In an effort to engage young adults in understanding the need and communicating the benefits of creating safer passage for people and wildlife on Highway 97 in Okanogan County, the Okanogan Trails Mule Deer Foundation Chapter hosted a scholarship contest for Tonasket, Omak, and Okanogan Highschools.  The contest asked highschool juniors and seniors in these three area schools to submit a photo and essay providing new ideas and new strategies for communication. The scholarship contest is funded through generous donations from local Mule Deer Foundation chapter individual donations, Toyota Together Green, and National Fish and Wildlife Foundation.

High quality entries were submitted that resulted in 7 winners!  The winners had their work featured at the May 2016 Mule Deer Foundation banquet held by the Okanogan Trails Chapter, and were awarded scholarship amounts to support their continued learning. Congratulations to our winners and thank you to all that participated, we were inspired by the entries!  A few of the visual aids from contest winners are below.

Scholarship contest entry by winner Jenna Valentine.

 

Scholarship contest entry by winner Madeleine Graham.

 

Scholarship contest entry by winner Mikayla.

Colville Confederated Tribes show support for safer passage on Highway 97

The Confederated Tribes of the Colville Nation send a signed letter of support for the work of our coalition and improvements to provide safer passage on Highway 97 for people and wildlife.

The letter states, “The Tribe is an active manager of its natural resources, and values working with communities and organizations on landscape level projects that contribute to the recovery and protection of wildlife populations and other natural resources.  The Safe Passage on Highway 97 project is proposed on lands that not only fall on Tribal property, but also include lands that are within the Tribe’s usual and accustomed areas….The Tribe supports this project as it addresses the safety of motorists and protects the lives of deer and other wildlife species that utilize this area to meet their habitat needs.”

Okanogan County Sheriff’s Office vehicle damaged after hitting a deer

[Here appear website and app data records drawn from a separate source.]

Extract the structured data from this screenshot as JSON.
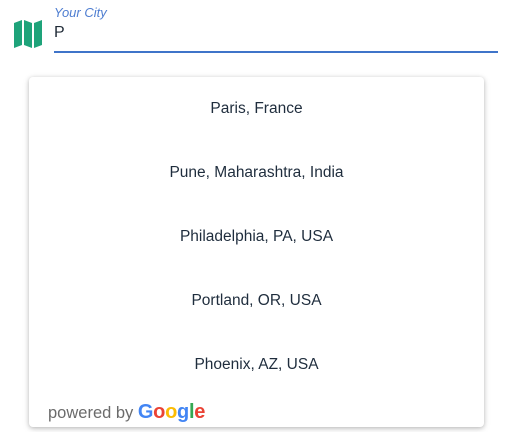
{
  "location_field": {
    "icon": "map-icon",
    "label": "Your City",
    "value": "P",
    "accent_color": "#3f74c9",
    "icon_color": "#1ea37a"
  },
  "suggestions": [
    {
      "label": "Paris, France"
    },
    {
      "label": "Pune, Maharashtra, India"
    },
    {
      "label": "Philadelphia, PA, USA"
    },
    {
      "label": "Portland, OR, USA"
    },
    {
      "label": "Phoenix, AZ, USA"
    }
  ],
  "attribution": {
    "prefix": "powered by",
    "brand": "Google",
    "brand_letters": [
      "G",
      "o",
      "o",
      "g",
      "l",
      "e"
    ],
    "brand_colors": [
      "#4285F4",
      "#EA4335",
      "#FBBC05",
      "#4285F4",
      "#34A853",
      "#EA4335"
    ]
  }
}
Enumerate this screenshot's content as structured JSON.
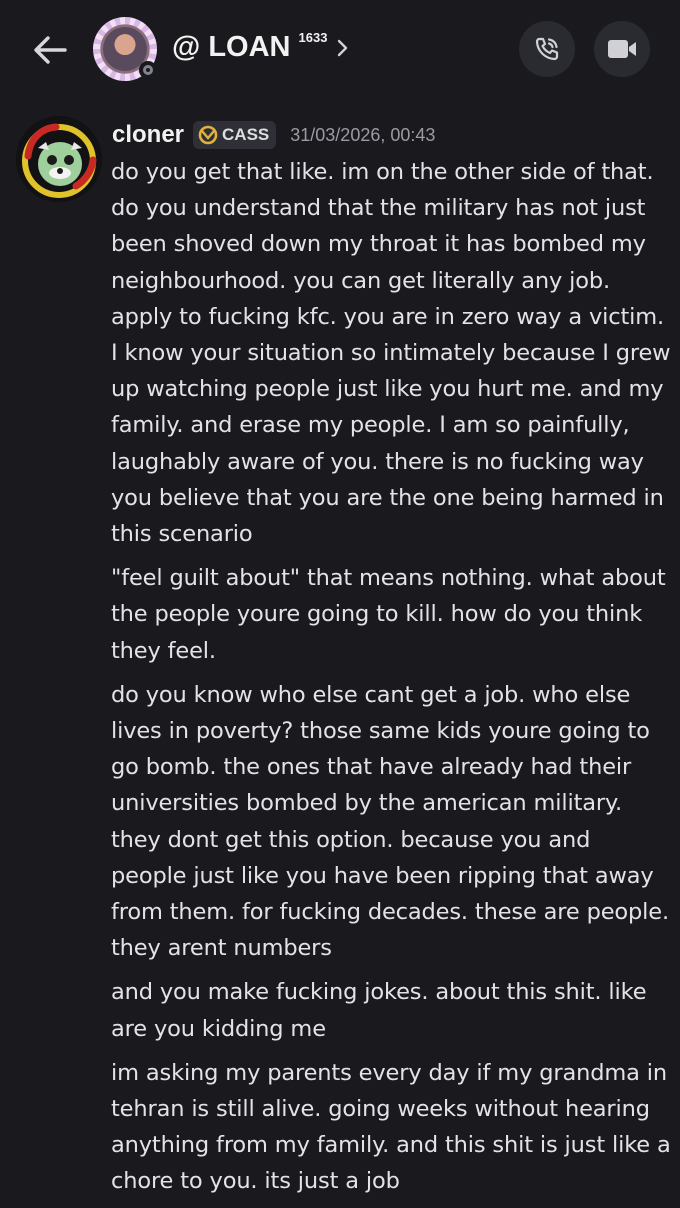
{
  "header": {
    "title": "@ LOAN",
    "count": "1633"
  },
  "icons": {
    "back": "arrow-left-icon",
    "chevron": "chevron-right-icon",
    "call": "phone-call-icon",
    "video": "video-camera-icon",
    "status": "idle-status-icon",
    "tag": "guild-tag-icon"
  },
  "colors": {
    "background": "#1a1a1e",
    "button_bg": "#2a2b30",
    "tag_bg": "#2f3037",
    "tag_icon": "#e2b33b",
    "timestamp": "#9a9ba3"
  },
  "message": {
    "username": "cloner",
    "tag": "CASS",
    "timestamp": "31/03/2026, 00:43",
    "paragraphs": [
      "do you get that like. im on the other side of that. do you understand that the military has not just been shoved down my throat it has bombed my neighbourhood. you can get literally any job. apply to fucking kfc. you are in zero way a victim. I know your situation so intimately because I grew up watching people just like you hurt me. and my family. and erase my people. I am so painfully, laughably aware of you. there is no fucking way you believe that you are the one being harmed in this scenario",
      "\"feel guilt about\" that means nothing. what about the people youre going to kill. how do you think they feel.",
      "do you know who else cant get a job. who else lives in poverty? those same kids youre going to go bomb. the ones that have already had their universities bombed by the american military. they dont get this option. because you and people just like you have been ripping that away from them. for fucking decades. these are people. they arent numbers",
      "and you make fucking jokes. about this shit. like are you kidding me",
      "im asking my parents every day if my grandma in tehran is still alive. going weeks without hearing anything from my family. and this shit is just like a chore to you. its just a job"
    ]
  }
}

Omak Chronicle Article, December 5th 2012.  An Okanogan County Sheriff’s Office vehicle was damaged Dec 2 when the deputy driving it hit a deer on U.S. Highway 97 two miles north of town.  Deputy Josh Brown was not injured.  The SUV received an estimated $3,000-$4,000 damage, Sheriff Frank Rogers said.  The front passenger side quarter panel, pushbar, grill and lights were damaged.  Deputies have hit approximately 10 deer so far this year, and average six or seven a year, he said.  “I think we all have  hit one at some point,” he said.  The county is self-insured for vehicle damage, so the repair bill will come out of the sheriff’s budget.